  • A professional networking site where users engage in discussions, share resources, and meet other educators.
  • An educational video-sharing site where users search for videos via keywords. One benefit is that users can set up their own channels.
  • A video-sharing site where users can post, organize, and edit visual media. Since it supports voice, others can view videos and comment on them, creating archived voice "threads."
  • A blogging platform.


  • Tue, 12 Feb 2008
    Post by elisha

    i found this article very useful

  • Thu, 30 Aug 2007
    Post by Eleanor K. Brewer

    I''m interested. I teach computer graphics with 22 Dell cpu''s in an ART ROOM, two scanners, three microphones and an lcd projector for demonstrations. My daughter has a new baby in England--they can''t wait to get to America. This nearly 1 year old is going to be a US Senator or some such. She wants to do what Mommy & Daddy are doing all the time. We just said "she needs a computer of her own."

  • Mon, 12 Mar 2007
    Post by Ken Korman

    We''re not sure what you mean by "take this forward," but you can direct any OLPC-related inquiries to [email protected]. Thank you!

  • Fri, 09 Mar 2007
    Post by Bismillah Kader

    We are keeping a close eye on this project, not least because a bunch of these machines in the hands of school kids in developing countries (or anywhere) will require teachers who have been through our teacher training project which provides skills and content just right for enhancing learning. It''s an astonishingly close match, I believe. Please provide us with information on how to take this forward. Bismilla Kader

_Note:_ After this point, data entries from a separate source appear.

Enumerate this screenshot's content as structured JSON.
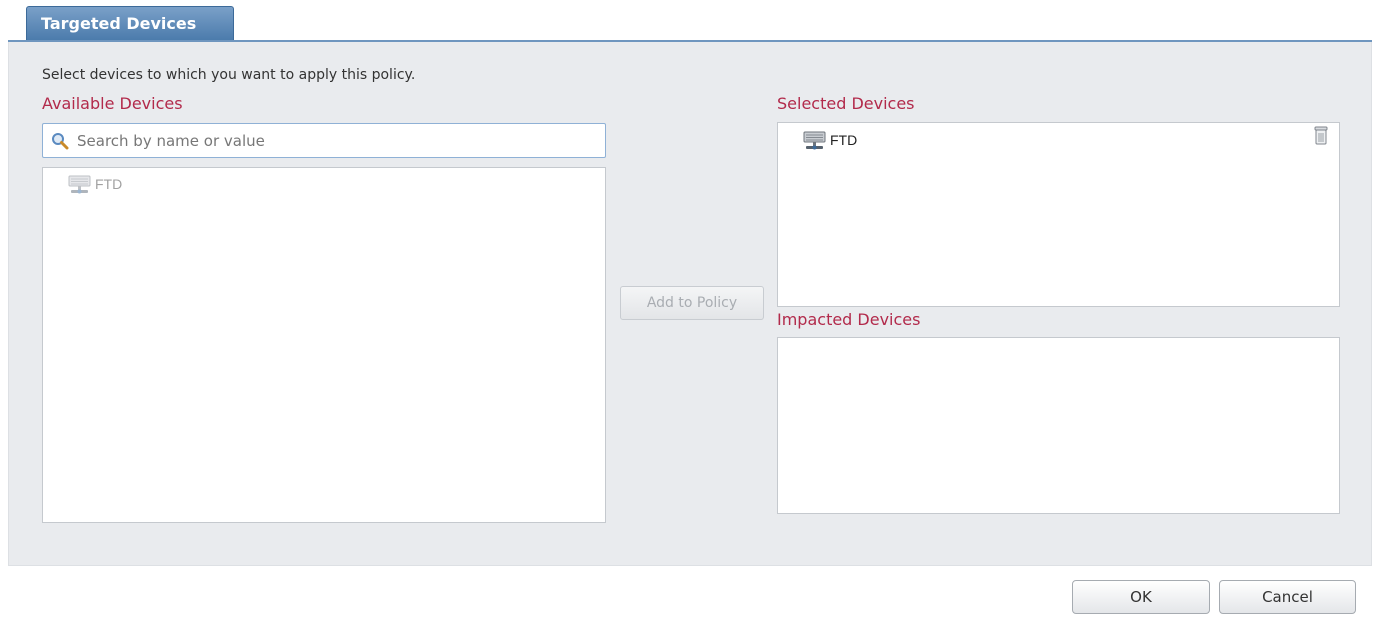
{
  "tab": {
    "label": "Targeted Devices"
  },
  "instructions": "Select devices to which you want to apply this policy.",
  "available": {
    "label": "Available Devices",
    "search_placeholder": "Search by name or value",
    "items": [
      {
        "label": "FTD",
        "icon": "device-icon"
      }
    ]
  },
  "add_button_label": "Add to Policy",
  "selected": {
    "label": "Selected Devices",
    "items": [
      {
        "label": "FTD",
        "icon": "device-icon"
      }
    ]
  },
  "impacted": {
    "label": "Impacted Devices",
    "items": []
  },
  "footer": {
    "ok_label": "OK",
    "cancel_label": "Cancel"
  },
  "colors": {
    "tab_blue": "#4a7aab",
    "label_red": "#b22a4b",
    "panel_bg": "#e9ebee"
  }
}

  • Tue, 06 Mar 2007
    Post by Jimbo

    Really? What every kid needs is a laptop with 100 books on it? Many of the kids in underdeveloped countries would certainly appreciate this and would very likely come up with a million uses that I could not even imagine for the thing. But how do we really know this is what they need? Maybe they need a good pair of runners, or a ball, or a hug everyday? I''m not convinced that computers are the answer to the world''s children. I always remember the cardboard box the toy came in was the best toy.

  • Thu, 22 Feb 2007
    Post by fbonzo

    Regarding both the OLPC and this writeup--truly brilliant and awesome.